African nations are also now really stacking up the bandwidth through various under-sea fibre optics projects such as TEAMS, EASSY and Seacom. Google Global Cache was also announced earlier this year to deal with the issue of slow internet in Africa. With all the ramped up advances in mobile technology development, fixed-line telcos are left to play catch-up.
Necessity really is the mother of invention. With adversity in the recent past throwing down the gauntlet at the continent, technology has arisen as a way to surmount these challenges through dissemination of crucial information to communities in the eye of the storm and concerned persons afar, harnessing this synergism through crowdsourcing. Ushahidi has deployments in Kenya and Congo. The mobile phone has emerged as a central platform for communicating this information through interactive text messaging, blogging, email collaboration and the use of other social networking services such as Twitter, Facebook and MySpace.

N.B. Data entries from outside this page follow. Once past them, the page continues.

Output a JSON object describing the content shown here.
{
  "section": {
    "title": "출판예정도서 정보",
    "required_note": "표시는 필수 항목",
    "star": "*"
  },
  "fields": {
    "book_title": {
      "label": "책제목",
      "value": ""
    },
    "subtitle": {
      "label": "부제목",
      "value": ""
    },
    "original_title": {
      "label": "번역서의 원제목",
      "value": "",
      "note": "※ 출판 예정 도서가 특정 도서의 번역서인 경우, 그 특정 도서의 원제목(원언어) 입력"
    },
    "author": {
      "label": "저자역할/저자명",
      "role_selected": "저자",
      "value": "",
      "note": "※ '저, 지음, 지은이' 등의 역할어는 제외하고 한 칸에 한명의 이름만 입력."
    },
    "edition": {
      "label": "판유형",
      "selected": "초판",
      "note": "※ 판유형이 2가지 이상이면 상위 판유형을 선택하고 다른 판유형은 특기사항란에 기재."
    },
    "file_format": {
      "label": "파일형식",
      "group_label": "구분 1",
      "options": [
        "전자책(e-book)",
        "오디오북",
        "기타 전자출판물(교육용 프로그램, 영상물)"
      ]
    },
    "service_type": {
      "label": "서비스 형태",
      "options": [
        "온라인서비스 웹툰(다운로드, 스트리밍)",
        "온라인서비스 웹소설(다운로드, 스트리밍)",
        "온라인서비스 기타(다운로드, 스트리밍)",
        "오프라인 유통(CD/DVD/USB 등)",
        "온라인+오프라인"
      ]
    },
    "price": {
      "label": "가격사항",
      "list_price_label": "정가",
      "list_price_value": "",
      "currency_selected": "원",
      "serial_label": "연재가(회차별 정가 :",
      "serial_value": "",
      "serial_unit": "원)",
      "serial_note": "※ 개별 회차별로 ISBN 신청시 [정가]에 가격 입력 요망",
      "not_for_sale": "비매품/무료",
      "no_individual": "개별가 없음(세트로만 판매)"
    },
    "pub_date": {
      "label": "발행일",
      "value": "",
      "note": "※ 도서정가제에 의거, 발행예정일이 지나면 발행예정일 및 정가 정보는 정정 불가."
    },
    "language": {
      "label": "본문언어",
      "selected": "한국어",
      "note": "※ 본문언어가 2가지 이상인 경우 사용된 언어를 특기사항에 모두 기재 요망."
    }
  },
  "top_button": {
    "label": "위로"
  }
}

Africa is actually competing with Western Europe in mobile browsing! So what’s to be said for telecommunications in Africa? The future, at least for the short-term, is wireless.
Photo credit: Creative Spirits, WSJ